It’s been shown, time and time again, that businesses tend to portray users of their products as incredibly thin and attractive, implying that such an image is ideal. If subject A sees that subject B is more similar to the ideal than she is, then that is what causes her to question her own image. However, if there is no ideal that exists to serve as a baseline of comparison, then the lives of both subjects A and B would be acceptable, and there would be no need for any kind of self-image related depression. Again, this isn’t Facebook’s fault; if a college-age woman were to close up her laptop and turn on the television, she’d still be bombarded by a series of images that would make her self-conscious. A 2008 study by the American Psychological Association found that dissatisfaction with body image can occur in females as young as 7 years old. It offers the explanation that the “thin ideal that dominates the media” is one major cause of this dissatisfaction, which supports the notion that the issue is far larger than Facebook.

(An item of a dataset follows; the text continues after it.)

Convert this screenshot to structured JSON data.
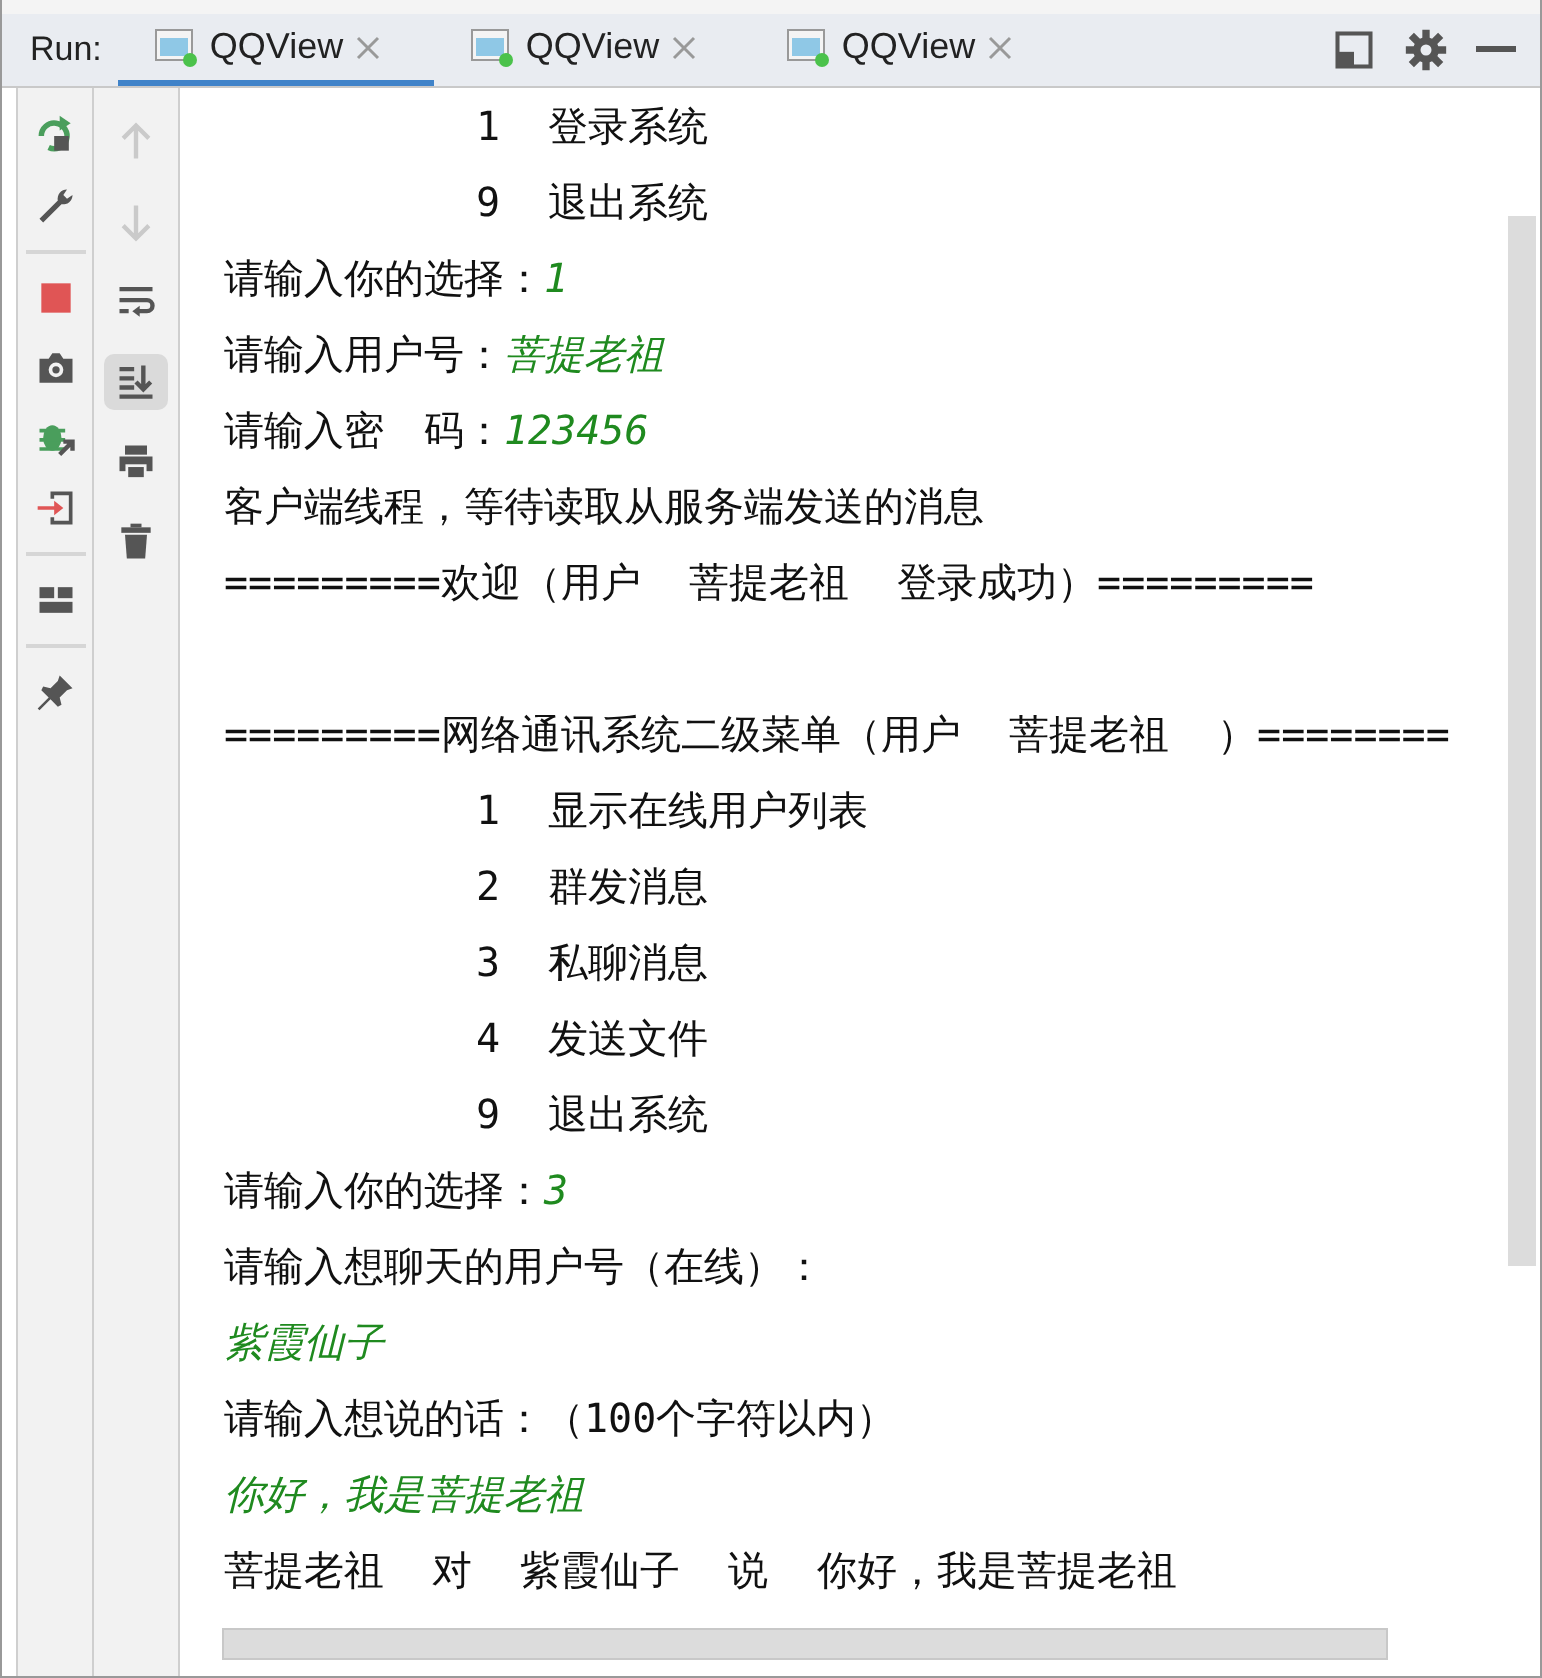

Of course, studies dealing with body image tend to focus almost exclusively on females, yet this does not mean that males are immune to the content of social media. One of the greatest influences on young men are “lad magazines,” which offer over-sexualized images of women coupled with idealized images of men, promoting the notion that being muscular means being attractive. Sure enough, another 2008 study showed that young men became more self-conscious about their bodies after reading such magazines.

It makes perfect sense that Facebook has a similar effect. The content of Facebook is about as idealized as the images in lad magazines; users make a conscious choice regarding what information is posted to their walls, and they’re likely to only display the best. The vast majority of negative information is withheld, which means viewers only get a part of the whole picture.

Now, Facebook was never intended to be an instrument to boast about one’s lifestyle in order to make others feel like garbage. Admittedly, there is some validity in the idea that obsessively tracking the lives of others does far more harm than good, but a complete extrication is unnecessary. There’s nothing wrong with catching up with old friends and family once in a while. But the implication that we must forsake social media because it is too harmful for us is actually quite disturbing. If we as humans are unable to keep tabs on our loved ones without succumbing to self-loathing born out of envy, then we have a huge problem here. What does it say about our nature if we are incapable of feeling happiness for others?